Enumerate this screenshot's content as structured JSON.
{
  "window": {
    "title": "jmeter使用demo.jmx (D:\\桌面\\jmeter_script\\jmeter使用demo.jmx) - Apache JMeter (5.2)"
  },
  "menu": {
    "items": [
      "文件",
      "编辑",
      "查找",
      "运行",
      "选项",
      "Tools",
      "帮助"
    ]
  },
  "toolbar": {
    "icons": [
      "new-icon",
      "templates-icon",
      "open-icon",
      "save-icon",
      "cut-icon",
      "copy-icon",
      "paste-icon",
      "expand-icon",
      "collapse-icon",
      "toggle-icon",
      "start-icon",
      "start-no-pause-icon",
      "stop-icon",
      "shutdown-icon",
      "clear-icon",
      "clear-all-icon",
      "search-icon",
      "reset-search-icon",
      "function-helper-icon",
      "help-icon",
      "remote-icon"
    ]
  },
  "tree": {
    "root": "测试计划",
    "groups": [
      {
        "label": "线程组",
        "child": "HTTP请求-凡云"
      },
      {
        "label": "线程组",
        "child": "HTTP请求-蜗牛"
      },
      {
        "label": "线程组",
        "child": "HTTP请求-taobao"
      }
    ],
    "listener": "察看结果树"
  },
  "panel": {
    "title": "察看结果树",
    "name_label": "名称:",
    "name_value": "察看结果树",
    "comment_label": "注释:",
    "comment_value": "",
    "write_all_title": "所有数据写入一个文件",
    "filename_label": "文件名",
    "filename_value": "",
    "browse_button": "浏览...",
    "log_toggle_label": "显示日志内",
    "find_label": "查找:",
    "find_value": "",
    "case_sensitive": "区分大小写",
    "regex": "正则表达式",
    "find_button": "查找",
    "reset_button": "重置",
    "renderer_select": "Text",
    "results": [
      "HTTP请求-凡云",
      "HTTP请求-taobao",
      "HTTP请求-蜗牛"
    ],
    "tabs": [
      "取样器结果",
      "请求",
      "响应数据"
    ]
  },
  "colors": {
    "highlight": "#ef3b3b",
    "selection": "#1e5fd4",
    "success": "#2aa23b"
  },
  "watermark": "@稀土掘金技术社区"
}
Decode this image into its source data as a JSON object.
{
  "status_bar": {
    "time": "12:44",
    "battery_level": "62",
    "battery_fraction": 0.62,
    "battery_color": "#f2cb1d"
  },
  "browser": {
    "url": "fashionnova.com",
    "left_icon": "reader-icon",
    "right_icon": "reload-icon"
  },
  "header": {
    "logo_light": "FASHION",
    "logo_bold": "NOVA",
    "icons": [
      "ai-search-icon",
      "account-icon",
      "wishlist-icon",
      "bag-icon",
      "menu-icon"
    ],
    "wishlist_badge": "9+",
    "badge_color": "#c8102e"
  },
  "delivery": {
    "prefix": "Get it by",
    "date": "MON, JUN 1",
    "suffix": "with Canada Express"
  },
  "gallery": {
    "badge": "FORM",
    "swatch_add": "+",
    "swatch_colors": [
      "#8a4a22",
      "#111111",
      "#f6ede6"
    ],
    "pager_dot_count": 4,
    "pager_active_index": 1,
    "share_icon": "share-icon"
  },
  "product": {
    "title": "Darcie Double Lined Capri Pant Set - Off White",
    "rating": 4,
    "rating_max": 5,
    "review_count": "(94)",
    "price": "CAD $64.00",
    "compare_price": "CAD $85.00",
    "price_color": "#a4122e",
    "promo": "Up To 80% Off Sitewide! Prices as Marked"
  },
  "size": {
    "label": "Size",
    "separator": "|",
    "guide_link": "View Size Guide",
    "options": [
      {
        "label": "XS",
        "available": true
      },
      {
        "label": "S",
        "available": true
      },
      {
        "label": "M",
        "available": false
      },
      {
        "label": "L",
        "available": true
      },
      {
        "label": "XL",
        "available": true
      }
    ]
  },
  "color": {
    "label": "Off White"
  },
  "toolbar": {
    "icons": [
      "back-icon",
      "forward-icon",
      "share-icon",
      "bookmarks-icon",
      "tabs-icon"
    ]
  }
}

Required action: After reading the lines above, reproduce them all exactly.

Written solution:
Enumerate this screenshot's content as structured JSON.
{
  "window": {
    "title": "jmeter使用demo.jmx (D:\\桌面\\jmeter_script\\jmeter使用demo.jmx) - Apache JMeter (5.2)"
  },
  "menu": {
    "items": [
      "文件",
      "编辑",
      "查找",
      "运行",
      "选项",
      "Tools",
      "帮助"
    ]
  },
  "toolbar": {
    "icons": [
      "new-icon",
      "templates-icon",
      "open-icon",
      "save-icon",
      "cut-icon",
      "copy-icon",
      "paste-icon",
      "expand-icon",
      "collapse-icon",
      "toggle-icon",
      "start-icon",
      "start-no-pause-icon",
      "stop-icon",
      "shutdown-icon",
      "clear-icon",
      "clear-all-icon",
      "search-icon",
      "reset-search-icon",
      "function-helper-icon",
      "help-icon",
      "remote-icon"
    ]
  },
  "tree": {
    "root": "测试计划",
    "groups": [
      {
        "label": "线程组",
        "child": "HTTP请求-凡云"
      },
      {
        "label": "线程组",
        "child": "HTTP请求-蜗牛"
      },
      {
        "label": "线程组",
        "child": "HTTP请求-taobao"
      }
    ],
    "listener": "察看结果树"
  },
  "panel": {
    "title": "察看结果树",
    "name_label": "名称:",
    "name_value": "察看结果树",
    "comment_label": "注释:",
    "comment_value": "",
    "write_all_title": "所有数据写入一个文件",
    "filename_label": "文件名",
    "filename_value": "",
    "browse_button": "浏览...",
    "log_toggle_label": "显示日志内",
    "find_label": "查找:",
    "find_value": "",
    "case_sensitive": "区分大小写",
    "regex": "正则表达式",
    "find_button": "查找",
    "reset_button": "重置",
    "renderer_select": "Text",
    "results": [
      "HTTP请求-凡云",
      "HTTP请求-taobao",
      "HTTP请求-蜗牛"
    ],
    "tabs": [
      "取样器结果",
      "请求",
      "响应数据"
    ]
  },
  "colors": {
    "highlight": "#ef3b3b",
    "selection": "#1e5fd4",
    "success": "#2aa23b"
  },
  "watermark": "@稀土掘金技术社区"
}
Decode this image into its source data as a JSON object.
{
  "status_bar": {
    "time": "12:44",
    "battery_level": "62",
    "battery_fraction": 0.62,
    "battery_color": "#f2cb1d"
  },
  "browser": {
    "url": "fashionnova.com",
    "left_icon": "reader-icon",
    "right_icon": "reload-icon"
  },
  "header": {
    "logo_light": "FASHION",
    "logo_bold": "NOVA",
    "icons": [
      "ai-search-icon",
      "account-icon",
      "wishlist-icon",
      "bag-icon",
      "menu-icon"
    ],
    "wishlist_badge": "9+",
    "badge_color": "#c8102e"
  },
  "delivery": {
    "prefix": "Get it by",
    "date": "MON, JUN 1",
    "suffix": "with Canada Express"
  },
  "gallery": {
    "badge": "FORM",
    "swatch_add": "+",
    "swatch_colors": [
      "#8a4a22",
      "#111111",
      "#f6ede6"
    ],
    "pager_dot_count": 4,
    "pager_active_index": 1,
    "share_icon": "share-icon"
  },
  "product": {
    "title": "Darcie Double Lined Capri Pant Set - Off White",
    "rating": 4,
    "rating_max": 5,
    "review_count": "(94)",
    "price": "CAD $64.00",
    "compare_price": "CAD $85.00",
    "price_color": "#a4122e",
    "promo": "Up To 80% Off Sitewide! Prices as Marked"
  },
  "size": {
    "label": "Size",
    "separator": "|",
    "guide_link": "View Size Guide",
    "options": [
      {
        "label": "XS",
        "available": true
      },
      {
        "label": "S",
        "available": true
      },
      {
        "label": "M",
        "available": false
      },
      {
        "label": "L",
        "available": true
      },
      {
        "label": "XL",
        "available": true
      }
    ]
  },
  "color": {
    "label": "Off White"
  },
  "toolbar": {
    "icons": [
      "back-icon",
      "forward-icon",
      "share-icon",
      "bookmarks-icon",
      "tabs-icon"
    ]
  }
}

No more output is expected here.